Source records
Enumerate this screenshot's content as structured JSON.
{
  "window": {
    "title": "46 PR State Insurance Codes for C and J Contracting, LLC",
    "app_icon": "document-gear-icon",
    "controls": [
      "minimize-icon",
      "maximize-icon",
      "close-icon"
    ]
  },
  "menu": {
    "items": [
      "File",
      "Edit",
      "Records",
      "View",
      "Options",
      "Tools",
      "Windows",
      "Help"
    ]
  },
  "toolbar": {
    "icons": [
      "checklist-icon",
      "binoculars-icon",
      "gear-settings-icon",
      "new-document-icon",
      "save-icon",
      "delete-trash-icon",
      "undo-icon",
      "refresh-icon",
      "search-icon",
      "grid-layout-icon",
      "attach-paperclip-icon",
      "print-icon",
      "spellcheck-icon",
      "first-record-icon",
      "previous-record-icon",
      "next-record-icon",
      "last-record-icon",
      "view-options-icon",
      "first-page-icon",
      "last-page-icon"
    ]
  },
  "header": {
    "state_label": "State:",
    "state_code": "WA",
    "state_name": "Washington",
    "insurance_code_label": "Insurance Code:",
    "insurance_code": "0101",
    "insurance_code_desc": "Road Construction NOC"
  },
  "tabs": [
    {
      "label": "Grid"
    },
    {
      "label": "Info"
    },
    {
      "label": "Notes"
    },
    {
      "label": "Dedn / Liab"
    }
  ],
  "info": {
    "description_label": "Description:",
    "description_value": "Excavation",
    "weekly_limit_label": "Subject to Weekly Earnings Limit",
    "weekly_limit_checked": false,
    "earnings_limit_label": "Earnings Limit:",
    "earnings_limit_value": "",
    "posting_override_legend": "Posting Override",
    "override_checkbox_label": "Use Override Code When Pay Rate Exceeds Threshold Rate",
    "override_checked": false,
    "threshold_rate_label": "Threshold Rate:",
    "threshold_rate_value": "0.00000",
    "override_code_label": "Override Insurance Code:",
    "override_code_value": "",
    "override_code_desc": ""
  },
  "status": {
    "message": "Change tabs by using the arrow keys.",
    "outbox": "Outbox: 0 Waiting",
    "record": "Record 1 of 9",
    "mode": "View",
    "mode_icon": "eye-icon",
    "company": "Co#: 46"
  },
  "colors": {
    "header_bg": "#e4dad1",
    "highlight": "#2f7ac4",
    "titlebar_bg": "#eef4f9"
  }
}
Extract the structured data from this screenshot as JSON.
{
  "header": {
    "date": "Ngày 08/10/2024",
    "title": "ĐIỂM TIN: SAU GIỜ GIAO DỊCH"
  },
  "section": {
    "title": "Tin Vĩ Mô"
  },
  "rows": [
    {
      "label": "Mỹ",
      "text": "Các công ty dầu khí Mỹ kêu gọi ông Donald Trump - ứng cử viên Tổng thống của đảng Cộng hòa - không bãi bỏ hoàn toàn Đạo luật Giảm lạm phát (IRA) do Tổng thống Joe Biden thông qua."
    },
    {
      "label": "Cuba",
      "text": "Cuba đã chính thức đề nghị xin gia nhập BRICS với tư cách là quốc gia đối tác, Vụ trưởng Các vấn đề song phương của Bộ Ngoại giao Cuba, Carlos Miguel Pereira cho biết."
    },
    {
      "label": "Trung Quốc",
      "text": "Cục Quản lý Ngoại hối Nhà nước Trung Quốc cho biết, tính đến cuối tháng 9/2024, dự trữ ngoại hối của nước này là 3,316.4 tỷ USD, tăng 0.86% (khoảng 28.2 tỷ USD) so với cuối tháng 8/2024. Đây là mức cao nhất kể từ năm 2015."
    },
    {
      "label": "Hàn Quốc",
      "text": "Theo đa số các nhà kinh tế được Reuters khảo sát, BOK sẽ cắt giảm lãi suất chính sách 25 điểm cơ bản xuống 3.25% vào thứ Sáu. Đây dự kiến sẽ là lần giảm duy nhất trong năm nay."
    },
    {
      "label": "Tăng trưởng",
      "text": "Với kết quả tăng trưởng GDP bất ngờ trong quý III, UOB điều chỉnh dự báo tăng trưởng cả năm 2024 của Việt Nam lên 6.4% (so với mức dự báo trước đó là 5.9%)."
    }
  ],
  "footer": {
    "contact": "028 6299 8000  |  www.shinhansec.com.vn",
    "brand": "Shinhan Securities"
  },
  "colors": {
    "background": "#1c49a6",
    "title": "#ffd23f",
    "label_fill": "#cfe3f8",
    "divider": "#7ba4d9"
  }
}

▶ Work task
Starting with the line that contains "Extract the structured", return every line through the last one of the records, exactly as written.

▶ Task output
Extract the structured data from this screenshot as JSON.
{
  "header": {
    "date": "Ngày 08/10/2024",
    "title": "ĐIỂM TIN: SAU GIỜ GIAO DỊCH"
  },
  "section": {
    "title": "Tin Vĩ Mô"
  },
  "rows": [
    {
      "label": "Mỹ",
      "text": "Các công ty dầu khí Mỹ kêu gọi ông Donald Trump - ứng cử viên Tổng thống của đảng Cộng hòa - không bãi bỏ hoàn toàn Đạo luật Giảm lạm phát (IRA) do Tổng thống Joe Biden thông qua."
    },
    {
      "label": "Cuba",
      "text": "Cuba đã chính thức đề nghị xin gia nhập BRICS với tư cách là quốc gia đối tác, Vụ trưởng Các vấn đề song phương của Bộ Ngoại giao Cuba, Carlos Miguel Pereira cho biết."
    },
    {
      "label": "Trung Quốc",
      "text": "Cục Quản lý Ngoại hối Nhà nước Trung Quốc cho biết, tính đến cuối tháng 9/2024, dự trữ ngoại hối của nước này là 3,316.4 tỷ USD, tăng 0.86% (khoảng 28.2 tỷ USD) so với cuối tháng 8/2024. Đây là mức cao nhất kể từ năm 2015."
    },
    {
      "label": "Hàn Quốc",
      "text": "Theo đa số các nhà kinh tế được Reuters khảo sát, BOK sẽ cắt giảm lãi suất chính sách 25 điểm cơ bản xuống 3.25% vào thứ Sáu. Đây dự kiến sẽ là lần giảm duy nhất trong năm nay."
    },
    {
      "label": "Tăng trưởng",
      "text": "Với kết quả tăng trưởng GDP bất ngờ trong quý III, UOB điều chỉnh dự báo tăng trưởng cả năm 2024 của Việt Nam lên 6.4% (so với mức dự báo trước đó là 5.9%)."
    }
  ],
  "footer": {
    "contact": "028 6299 8000  |  www.shinhansec.com.vn",
    "brand": "Shinhan Securities"
  },
  "colors": {
    "background": "#1c49a6",
    "title": "#ffd23f",
    "label_fill": "#cfe3f8",
    "divider": "#7ba4d9"
  }
}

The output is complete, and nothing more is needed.